Originally Posted by Tannhauser
Maybe you need some sort of new stimulus, a change of environment. I suggest saying "fuck you" to your parents and move to a new country/state.
Two-edged sword. If one abandons the social support network one has got, whether that's friends or family, wings it in a new place, and isn't particularly great at making friends or influencing people, the endgame is loneliness. Which leads to depression and in the limit, suicide.
I think it is better to try to identify what's bugging you, before embarking on some plan for how a new life circumstance is going to change it. There is the "grass is greener" problem. What change in life conditions actually matters? When one develops an expectation that some new plan is going to do something positive for oneself, and it doesn't work out that way, how does one cope with the shattered expectations? I'm saying it's important to calibrate expectations and have them be based on some model of reality.
It's possible to be trapped in a geographic socioeconomic circumstance. It's valid to recognize it and leave it. It's also possible that isn't the problem at all, and one just takes one's personal problems with oneself, wherever one goes.
I live out of a car with my dog. I'm a nomad, so I know this more than most. Change of scenery distracts for a bit. Getting down the road is a task that keeps one preoccupied and engaged, while you're moving. But does it change one's core social relationships? Nope. When one isn't an extrovert, it distances oneself from people. I need tons and tons of tmie to form bonds with people. I am not likely to just show up somewhere and "make friends". I know that if I personally keep "on the go", I'm going to end up lonely and miserable. I'm glad I've got the dog! He keeps me in a lower bound of sanity, at least we've always got each other.
My social networks (friends and family), and my life goals, are the 2 things that keep me from succumbing to Nihilsm and suicide.
Formulating life goals is difficult. Nevertehless I have them, and I'm not planning to lose them. Sometimes, one gets lost anyways. When you are lost, you don't know you are lost. Eventually you notice that you're lost, it becomes a conscious thing for you. At that point, you need to focus your efforts at getting found. Getting back on track again. DO NOT beat yourself up that you got lost. It happens, it is an inevitable part of life. Lots of shit and "incoming" happens in life that will distract you, from whatever you thought your task or mission was supposed to be. Just recognize that you've been floundering, then try to pull yourself out of it and move forwards again.
Life will inevitably be 2 steps forward, 1 step back, for anyone with a brain big enough to actually contemplate it.
Life is like a giant fractal mitochondrial maze. Huge surface area. You get to explore a tiny part of it. Then you die. This is depressing. But at least the human brain is capable of storing, mirroring, and analyzing a tremendous amount of this life complexity around us. The ability of the brain to do so much, is what gives me hope for the human condition. For the sentient condition.
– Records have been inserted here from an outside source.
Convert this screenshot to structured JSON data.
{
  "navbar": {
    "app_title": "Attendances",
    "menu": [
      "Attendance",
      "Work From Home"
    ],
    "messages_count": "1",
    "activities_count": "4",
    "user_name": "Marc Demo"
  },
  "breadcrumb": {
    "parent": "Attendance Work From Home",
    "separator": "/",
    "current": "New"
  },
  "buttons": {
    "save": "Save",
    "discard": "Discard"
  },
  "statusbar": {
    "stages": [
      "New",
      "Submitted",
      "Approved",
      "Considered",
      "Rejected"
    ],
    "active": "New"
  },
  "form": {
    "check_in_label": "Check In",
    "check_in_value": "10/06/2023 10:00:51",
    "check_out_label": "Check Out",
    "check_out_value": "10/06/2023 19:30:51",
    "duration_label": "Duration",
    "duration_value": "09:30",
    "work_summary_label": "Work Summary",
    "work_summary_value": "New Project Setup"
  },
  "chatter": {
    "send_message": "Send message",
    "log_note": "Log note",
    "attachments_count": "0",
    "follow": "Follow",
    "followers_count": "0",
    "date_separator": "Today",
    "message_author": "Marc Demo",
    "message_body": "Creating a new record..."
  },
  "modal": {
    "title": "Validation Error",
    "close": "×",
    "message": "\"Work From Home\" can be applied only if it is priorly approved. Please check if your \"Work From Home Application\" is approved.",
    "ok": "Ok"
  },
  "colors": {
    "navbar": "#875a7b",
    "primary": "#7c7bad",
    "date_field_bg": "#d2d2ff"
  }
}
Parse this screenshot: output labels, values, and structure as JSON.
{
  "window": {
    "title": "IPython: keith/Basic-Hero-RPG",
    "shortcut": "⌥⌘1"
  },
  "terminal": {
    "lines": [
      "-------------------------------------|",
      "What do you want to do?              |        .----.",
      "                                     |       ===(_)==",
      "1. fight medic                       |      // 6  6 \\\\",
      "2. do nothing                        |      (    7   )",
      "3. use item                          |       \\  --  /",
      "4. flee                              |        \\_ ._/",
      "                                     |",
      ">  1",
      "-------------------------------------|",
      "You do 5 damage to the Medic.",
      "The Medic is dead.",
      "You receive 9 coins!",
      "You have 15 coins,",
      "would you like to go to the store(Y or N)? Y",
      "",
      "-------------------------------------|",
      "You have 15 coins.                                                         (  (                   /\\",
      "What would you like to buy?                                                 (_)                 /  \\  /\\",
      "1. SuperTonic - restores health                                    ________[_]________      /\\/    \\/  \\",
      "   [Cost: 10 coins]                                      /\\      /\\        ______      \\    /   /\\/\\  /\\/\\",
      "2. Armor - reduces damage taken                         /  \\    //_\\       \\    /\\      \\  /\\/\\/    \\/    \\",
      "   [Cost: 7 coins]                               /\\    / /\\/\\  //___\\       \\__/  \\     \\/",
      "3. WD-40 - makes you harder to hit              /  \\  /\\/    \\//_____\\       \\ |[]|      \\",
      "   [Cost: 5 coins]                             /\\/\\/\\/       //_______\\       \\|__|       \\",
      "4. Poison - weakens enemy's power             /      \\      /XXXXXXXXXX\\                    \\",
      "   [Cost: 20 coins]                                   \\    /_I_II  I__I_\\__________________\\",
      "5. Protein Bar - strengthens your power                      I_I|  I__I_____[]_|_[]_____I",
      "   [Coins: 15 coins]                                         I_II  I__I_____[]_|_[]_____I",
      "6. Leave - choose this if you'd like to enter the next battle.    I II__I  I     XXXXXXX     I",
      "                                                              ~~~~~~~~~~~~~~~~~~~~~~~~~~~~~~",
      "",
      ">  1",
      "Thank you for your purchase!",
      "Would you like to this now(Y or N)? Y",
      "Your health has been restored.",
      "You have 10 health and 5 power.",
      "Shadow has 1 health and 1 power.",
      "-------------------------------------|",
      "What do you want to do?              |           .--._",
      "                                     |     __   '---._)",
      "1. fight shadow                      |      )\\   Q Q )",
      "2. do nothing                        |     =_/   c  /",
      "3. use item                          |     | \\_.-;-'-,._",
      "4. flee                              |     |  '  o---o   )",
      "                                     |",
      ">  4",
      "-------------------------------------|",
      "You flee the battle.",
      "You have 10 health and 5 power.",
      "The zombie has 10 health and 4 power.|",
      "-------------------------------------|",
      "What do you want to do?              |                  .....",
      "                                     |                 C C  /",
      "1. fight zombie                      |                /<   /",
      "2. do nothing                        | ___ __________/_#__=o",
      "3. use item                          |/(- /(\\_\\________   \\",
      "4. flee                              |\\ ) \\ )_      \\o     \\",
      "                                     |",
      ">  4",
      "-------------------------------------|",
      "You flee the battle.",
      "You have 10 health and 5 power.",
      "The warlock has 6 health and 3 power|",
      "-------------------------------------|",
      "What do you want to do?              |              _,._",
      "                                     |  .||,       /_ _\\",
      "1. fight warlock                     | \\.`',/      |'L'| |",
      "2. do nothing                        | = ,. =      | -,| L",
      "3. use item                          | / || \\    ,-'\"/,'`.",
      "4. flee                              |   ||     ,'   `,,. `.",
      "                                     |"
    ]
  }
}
I am atheist. I do not believe in any gods or afterlife. When you die, that's it. You're done. Sometimes that terrifies me. One coping mechanism is to not dwell on it much. Another is the small consolation that some forms of death, you might not see coming overly much. So you may not actually end up spending a lot of time mentally suffering and dwelling upon them. Like if someone just randomly shoots me, that's not the worst death someone could have, as it'll be random out of the blue and over quickly. You won't have a lot of time to contemplate all the experiences you'll be missing. You'll just be toast, it'll be over with.
The worst kind of death would probably be long, protracted, and painful, with lots of time to think about how miserable you are. Fortunately my life doesn't look anything like that right now. So I can enjoy
the fact that my life doesn't suck hard like that. I'm not in a war zone. I'm not getting bombed. I've got food on the table. I'm not being tortured for speaking my mind. I don't have to fear a death squad bagging me in the middle of the night and making me dig my own grave.
While I am alive, I have the power to Choose. This is the core of Existentialism. I have the power to choose, and I am responsible for my choices. To some extent my choices affect those around me, and as I choose for myself, I am often choosing for others. If it is good enough for me, it is good enough for you.
Sometimes I try to measure my life based on what effect I'm having on society. How much influence my life choices will have after I'm dead. Other times I don't think this is so important, or at least, is a bit of a fantasy. I have no control over what actually happens after I am dead. I can only try to make a model, perform some action, and then hope it helps.